Thermal Battery Holds 1.2 Megawatt-Hours of Energy in a 20-Foot Box
It could prove to be far more efficient than traditional lithium-ion alternatives.
A company called CCT Energy Storage just put Lonsdale, South Australia firmly on the map. In late March, the start-up unveiled the very first high-density thermal battery, which out-performs its lithium-ion and lead-acid counterparts many times over. Called a Thermal Energy Device (TED), the modular unit stores electricity as latent heat, which can be converted back into energy on demand.
A standard TED unit can store 1.2 megawatt-hours of power and has a life expectancy of at least 20 years. “After 3,000 cycles of service on the test bench,” CCT’s CEO Serge Bondarenko says it shows no signs of degradation (compared to a lithium-ion battery, which drops 20 percent of its capacity after about 5,000 cycles). “In fact,” Bondarenko adds, “it appears silicon even gets better at storing heat after each cycle.”
TEDs accept any kind of electricity you throw at them—solar, wind, hydro, fossil-fuel, grid-fed—converting and storing that energy at more than 12 times the density of a lead-acid battery and six times the density of lithium-ion. They can charge and discharge concurrently, saving time and wasted energy. Compact and durable, the devices require very little maintenance and are 100 percent recyclable. And perhaps most surprising, they’re cheap: about three-quarters of the cost of an equivalent lithium-ion setup.

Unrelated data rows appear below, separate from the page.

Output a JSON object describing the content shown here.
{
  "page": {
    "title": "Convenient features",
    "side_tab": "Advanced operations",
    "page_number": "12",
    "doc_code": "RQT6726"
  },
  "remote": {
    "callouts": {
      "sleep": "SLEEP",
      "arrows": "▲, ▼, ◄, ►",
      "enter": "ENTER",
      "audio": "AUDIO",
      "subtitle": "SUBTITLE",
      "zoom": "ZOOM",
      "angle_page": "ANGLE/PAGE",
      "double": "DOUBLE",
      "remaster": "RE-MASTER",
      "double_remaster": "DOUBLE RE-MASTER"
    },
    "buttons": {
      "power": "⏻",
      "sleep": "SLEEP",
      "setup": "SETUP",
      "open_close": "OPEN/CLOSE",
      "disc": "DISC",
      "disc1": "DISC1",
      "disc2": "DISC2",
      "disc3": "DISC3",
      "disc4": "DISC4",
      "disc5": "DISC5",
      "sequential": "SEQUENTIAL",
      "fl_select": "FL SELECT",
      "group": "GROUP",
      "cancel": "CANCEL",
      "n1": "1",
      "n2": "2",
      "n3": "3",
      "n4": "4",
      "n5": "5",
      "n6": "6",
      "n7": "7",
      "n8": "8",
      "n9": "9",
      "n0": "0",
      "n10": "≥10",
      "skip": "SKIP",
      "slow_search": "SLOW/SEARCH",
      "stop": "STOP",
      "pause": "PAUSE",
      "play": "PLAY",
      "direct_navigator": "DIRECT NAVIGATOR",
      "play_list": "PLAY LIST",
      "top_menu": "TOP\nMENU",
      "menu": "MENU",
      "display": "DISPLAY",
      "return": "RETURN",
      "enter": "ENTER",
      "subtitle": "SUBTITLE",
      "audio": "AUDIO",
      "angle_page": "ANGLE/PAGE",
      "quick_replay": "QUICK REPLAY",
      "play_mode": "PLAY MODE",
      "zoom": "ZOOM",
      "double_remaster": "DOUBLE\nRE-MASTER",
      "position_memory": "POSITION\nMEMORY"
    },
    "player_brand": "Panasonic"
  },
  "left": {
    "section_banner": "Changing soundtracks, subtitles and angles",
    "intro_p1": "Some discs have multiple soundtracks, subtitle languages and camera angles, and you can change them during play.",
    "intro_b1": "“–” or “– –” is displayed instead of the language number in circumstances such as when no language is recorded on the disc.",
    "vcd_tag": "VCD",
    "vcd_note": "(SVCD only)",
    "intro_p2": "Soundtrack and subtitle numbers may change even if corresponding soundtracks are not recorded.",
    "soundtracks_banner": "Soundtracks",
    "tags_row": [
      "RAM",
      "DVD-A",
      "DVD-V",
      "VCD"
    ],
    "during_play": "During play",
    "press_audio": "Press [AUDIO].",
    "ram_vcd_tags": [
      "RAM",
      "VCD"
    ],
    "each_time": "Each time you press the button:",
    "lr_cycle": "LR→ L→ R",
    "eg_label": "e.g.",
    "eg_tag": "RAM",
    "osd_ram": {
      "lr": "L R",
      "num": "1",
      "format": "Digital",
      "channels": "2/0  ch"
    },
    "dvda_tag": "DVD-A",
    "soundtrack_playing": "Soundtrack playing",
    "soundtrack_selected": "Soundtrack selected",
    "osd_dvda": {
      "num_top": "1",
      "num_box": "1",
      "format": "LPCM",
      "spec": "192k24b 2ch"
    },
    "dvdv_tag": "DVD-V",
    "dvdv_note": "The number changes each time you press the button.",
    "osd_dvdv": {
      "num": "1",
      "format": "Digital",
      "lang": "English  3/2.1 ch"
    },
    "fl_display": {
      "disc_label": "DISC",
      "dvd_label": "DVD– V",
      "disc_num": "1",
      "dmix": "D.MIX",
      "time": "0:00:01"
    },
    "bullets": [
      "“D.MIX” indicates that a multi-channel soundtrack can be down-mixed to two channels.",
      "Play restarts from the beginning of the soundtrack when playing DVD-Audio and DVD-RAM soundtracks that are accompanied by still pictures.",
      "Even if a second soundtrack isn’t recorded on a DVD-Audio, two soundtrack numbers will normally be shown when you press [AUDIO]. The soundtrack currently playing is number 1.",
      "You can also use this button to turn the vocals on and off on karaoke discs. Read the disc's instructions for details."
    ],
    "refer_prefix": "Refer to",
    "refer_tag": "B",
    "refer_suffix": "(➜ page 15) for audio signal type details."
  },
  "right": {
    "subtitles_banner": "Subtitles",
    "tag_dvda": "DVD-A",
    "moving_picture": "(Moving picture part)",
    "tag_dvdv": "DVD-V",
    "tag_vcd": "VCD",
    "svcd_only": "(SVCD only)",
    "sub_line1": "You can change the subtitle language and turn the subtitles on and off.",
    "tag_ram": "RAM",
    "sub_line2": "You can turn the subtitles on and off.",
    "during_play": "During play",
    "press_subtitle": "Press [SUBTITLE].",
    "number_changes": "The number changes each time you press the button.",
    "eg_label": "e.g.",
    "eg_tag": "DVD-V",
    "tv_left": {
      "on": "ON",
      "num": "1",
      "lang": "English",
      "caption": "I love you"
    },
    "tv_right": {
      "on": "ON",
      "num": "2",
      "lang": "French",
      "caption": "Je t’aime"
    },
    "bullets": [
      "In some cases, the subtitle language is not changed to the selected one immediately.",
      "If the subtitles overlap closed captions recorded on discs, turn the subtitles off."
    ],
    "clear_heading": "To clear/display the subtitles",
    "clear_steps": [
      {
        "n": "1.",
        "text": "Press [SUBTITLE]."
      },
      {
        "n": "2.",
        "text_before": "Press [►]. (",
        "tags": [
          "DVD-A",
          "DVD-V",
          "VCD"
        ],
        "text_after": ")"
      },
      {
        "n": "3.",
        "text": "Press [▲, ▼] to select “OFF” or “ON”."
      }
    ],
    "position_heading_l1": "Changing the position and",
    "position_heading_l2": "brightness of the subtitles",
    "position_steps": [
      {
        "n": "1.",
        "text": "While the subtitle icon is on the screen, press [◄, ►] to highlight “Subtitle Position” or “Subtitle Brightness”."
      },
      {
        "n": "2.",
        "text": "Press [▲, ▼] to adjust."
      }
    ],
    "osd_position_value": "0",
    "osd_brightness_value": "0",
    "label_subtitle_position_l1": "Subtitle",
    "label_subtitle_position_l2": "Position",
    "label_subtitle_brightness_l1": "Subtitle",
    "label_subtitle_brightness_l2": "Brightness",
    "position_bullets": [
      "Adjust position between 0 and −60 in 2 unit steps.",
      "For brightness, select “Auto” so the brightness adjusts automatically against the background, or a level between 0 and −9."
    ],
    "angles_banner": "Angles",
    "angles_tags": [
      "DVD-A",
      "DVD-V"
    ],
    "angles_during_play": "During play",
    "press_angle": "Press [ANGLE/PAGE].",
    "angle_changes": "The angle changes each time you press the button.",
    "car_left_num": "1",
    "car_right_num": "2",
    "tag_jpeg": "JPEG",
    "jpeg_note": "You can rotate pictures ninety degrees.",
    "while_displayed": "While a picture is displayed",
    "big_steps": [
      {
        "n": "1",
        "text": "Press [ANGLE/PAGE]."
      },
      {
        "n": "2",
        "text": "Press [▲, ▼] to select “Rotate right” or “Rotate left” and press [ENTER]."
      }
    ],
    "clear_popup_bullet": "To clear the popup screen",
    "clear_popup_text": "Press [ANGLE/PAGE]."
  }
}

CCT—which stands for Climate Change Technologies—designed the units to be easily scalable and just as appropriate for small 5kW applications as they are for entire remote communities, business districts, telecommunications networks, and transport systems requiring “hundreds of megawatts of instantaneous power.”